- Weight changes
- Mood changes
- Low libido
- Urinary tract infection
- Dry mouth and dry eyes
- Joints pain
- Digestion issue
There are many misconceptions about perimenopause.
Here are some myths about perimenopause and its clarification.
Perimenopause and menopause are the same.
Myth 1 Busted:
Perimenopause is the phase leading up to menopause when hormonal changes begin, while menopause is the point at which a woman has not had a menstrual period for 12 consecutive months. Perimenopause can last for several years before menopause occurs.
The earlier you get your period, the earlier you’ll start perimenopause
Myth 2 Busted:
In reality, the exact opposite is true. perimenopause may begin earlier if you start menstruating later than average.
It’s hard to predict the age when you’ll start perimenopause, but there are some clues that can help you figure out when to start.
Common Factors That May Impact Periomonpause
When your mother begins perimenopause is the best indicator of when you will also begin. But other factors matter, too such as:
You also may be more likely to start perimenopause early if
- you do smoke
- have an autoimmune disease
- have had chemotherapy
You may be likely to have later perimenopause:
- Drinking alcohol can lead to later perimenopause.
- More pregnancies indicate a later perimenopause
Symptoms of perimenopause are the same for everyone.
Myth 3 Busted:
Menopause is not the same for everyone.
It varies in experience, time of onset, and presentation and severity of symptoms. Some individuals have worse symptoms than others, some may have little or no symptoms at all. It is not possible for a single person to have all symptoms. In short, it’s up to the individual.
Hormone therapy is the only way to treat perimenopause.
Myth 4 Busted:
Perimenopause is a physiological process. It’s not an illness. Cessation of the menstruation period is also a part of life. If we disturb the physiological process by giving hormone replacement therapy, then the side effects will definitely come. Such as stroke, breast cancer, cardiovascular disease, and blood clots. Some research also suggests that HRT has more benefits than risks. But still, it’s better to go with the natural way.
There are many natural ways to reduce menopausal symptoms.
- You should adopt a perimenopause-friendly diet. It can treat vasomotor symptoms such as hot flashes and night sweats. Such as soy may help alleviate your hot flashes. Do not use soy supplements. You should avoid alcohol, spicy foods, processed sugar, and fats.
- Try yoga, pranayama, and meditation related to perimenopause. This will be a great help for your mood swings.
- Estrogen plays a vital role in bone health. So, eat food that is rich in calcium and vitamin D to prevent bone loss.

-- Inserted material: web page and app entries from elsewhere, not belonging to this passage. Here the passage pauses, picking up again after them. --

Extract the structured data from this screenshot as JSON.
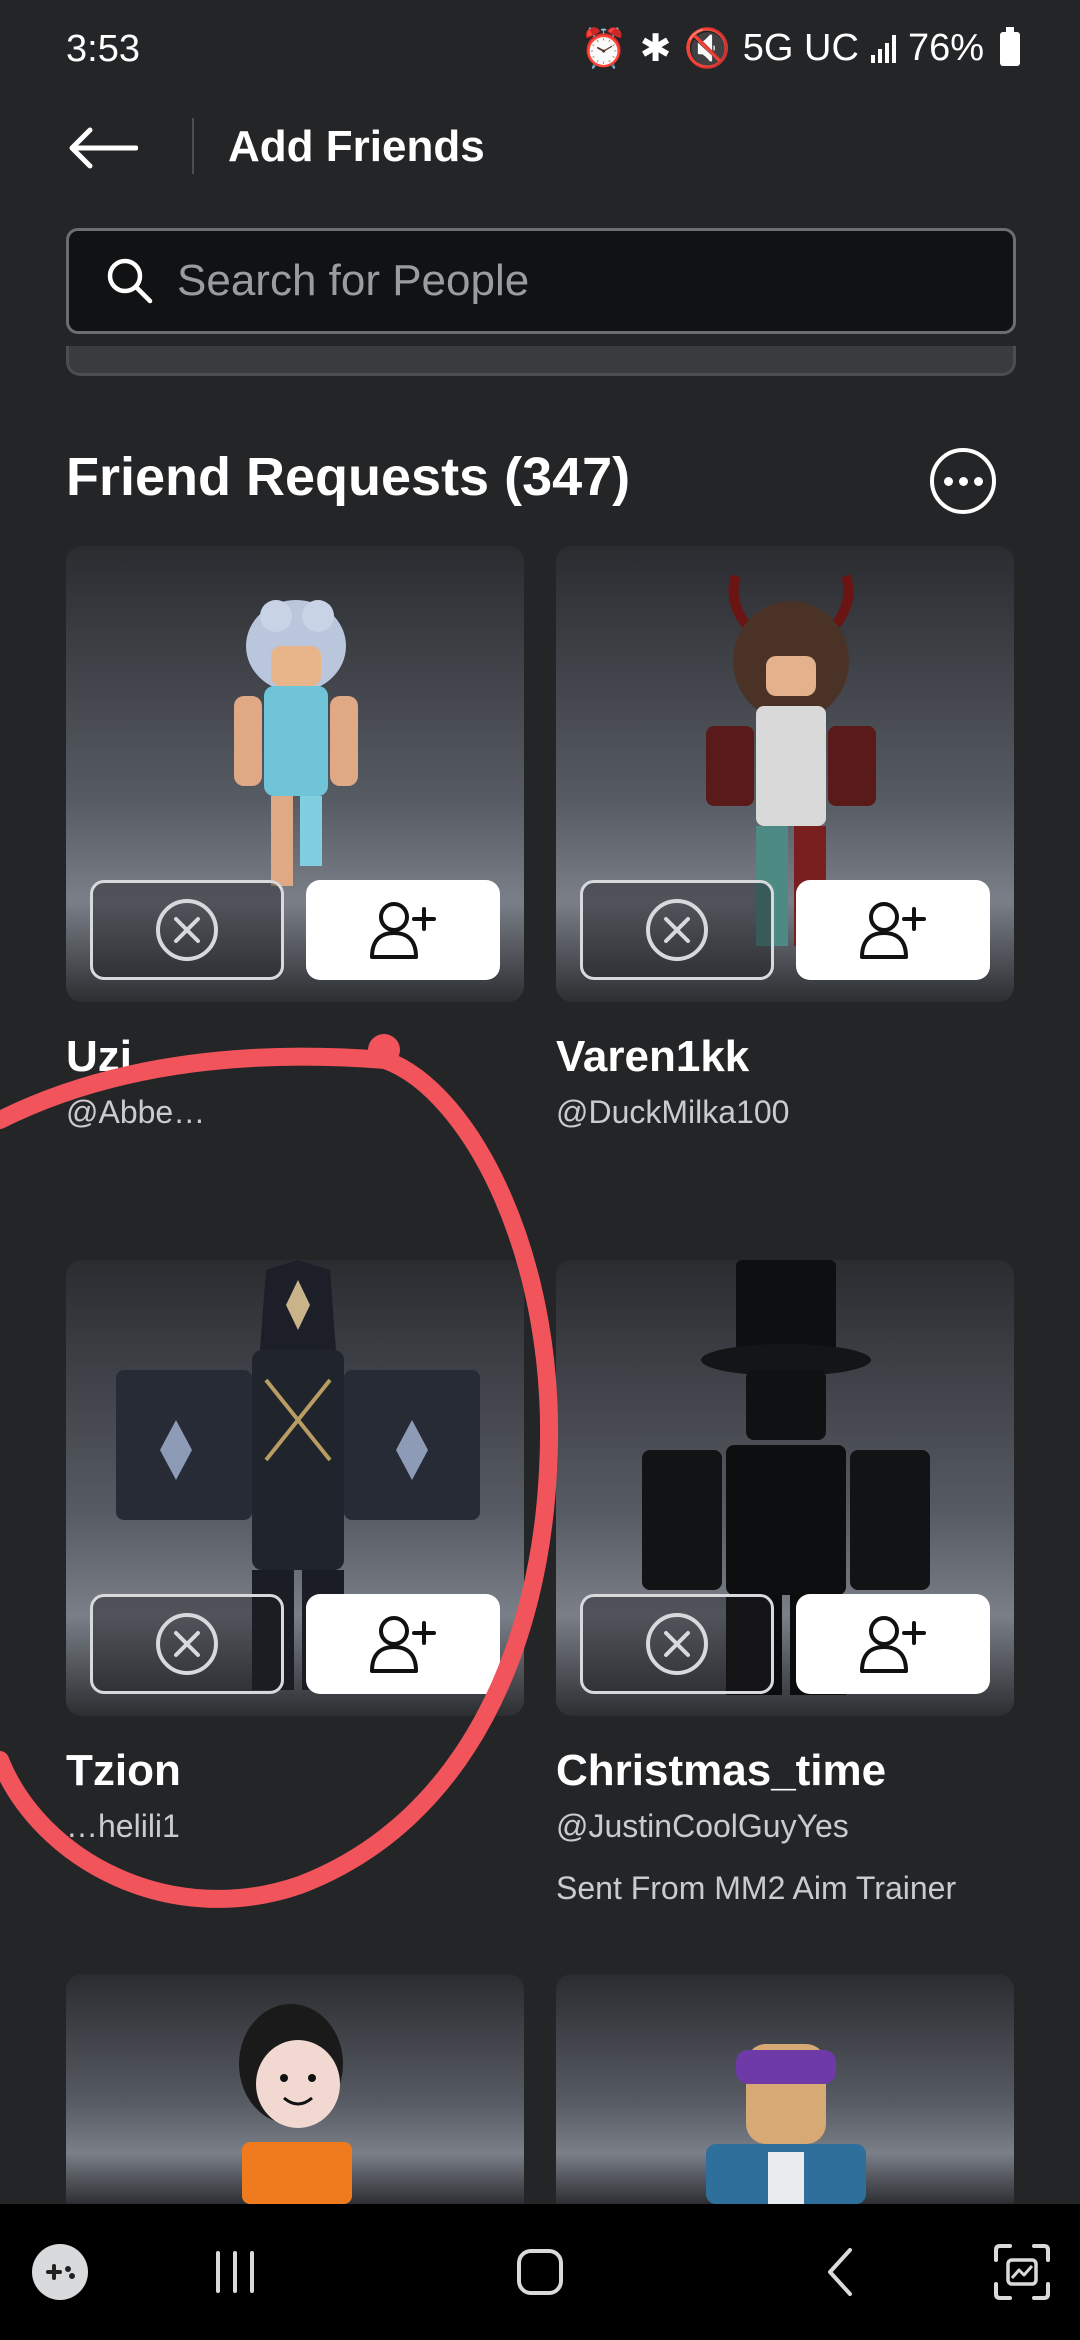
{
  "status_bar": {
    "time": "3:53",
    "network": "5G UC",
    "battery": "76%"
  },
  "header": {
    "title": "Add Friends"
  },
  "search": {
    "placeholder": "Search for People"
  },
  "friend_requests": {
    "title": "Friend Requests (347)",
    "cards": [
      {
        "name": "Uzi",
        "handle": "@Abbe…",
        "extra": ""
      },
      {
        "name": "Varen1kk",
        "handle": "@DuckMilka100",
        "extra": ""
      },
      {
        "name": "Tzion",
        "handle": "…helili1",
        "extra": ""
      },
      {
        "name": "Christmas_time",
        "handle": "@JustinCoolGuyYes",
        "extra": "Sent From MM2 Aim Trainer"
      }
    ]
  },
  "colors": {
    "background": "#232527",
    "annotation": "#f2545b",
    "accept_button": "#ffffff"
  },
  "icons": [
    "arrow-left-icon",
    "search-icon",
    "more-icon",
    "close-circle-icon",
    "person-add-icon",
    "recents-icon",
    "home-icon",
    "back-icon",
    "screenshot-icon",
    "game-launcher-icon"
  ]
}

Perimenopause means the end of your sex life.
Myth 5 Busted:
Perimenopause doesn’t mean the end of your sex life. However, it may cause vaginal dryness that’s why you may feel uncomfortable during sex.
Hormonal changes that occur during this life stage can cause vaginal dryness, which is a common symptom. A decrease in estrogen levels is the main cause of vaginal dryness, which is also called vaginal atrophy or atrophic vaginitis.
Use Water-based or silicone-based lubricants during sexual activity to reduce friction and discomfort. These are temporary solutions but can be beneficial in the short term. But it’s less harmful.
The myths surrounding perimenopause can often lead to misunderstandings and unnecessary anxiety for many women. It is essential to separate fact from fiction and provide accurate information. I hope this article has given you an understanding of the misconceptions about Perimenopause.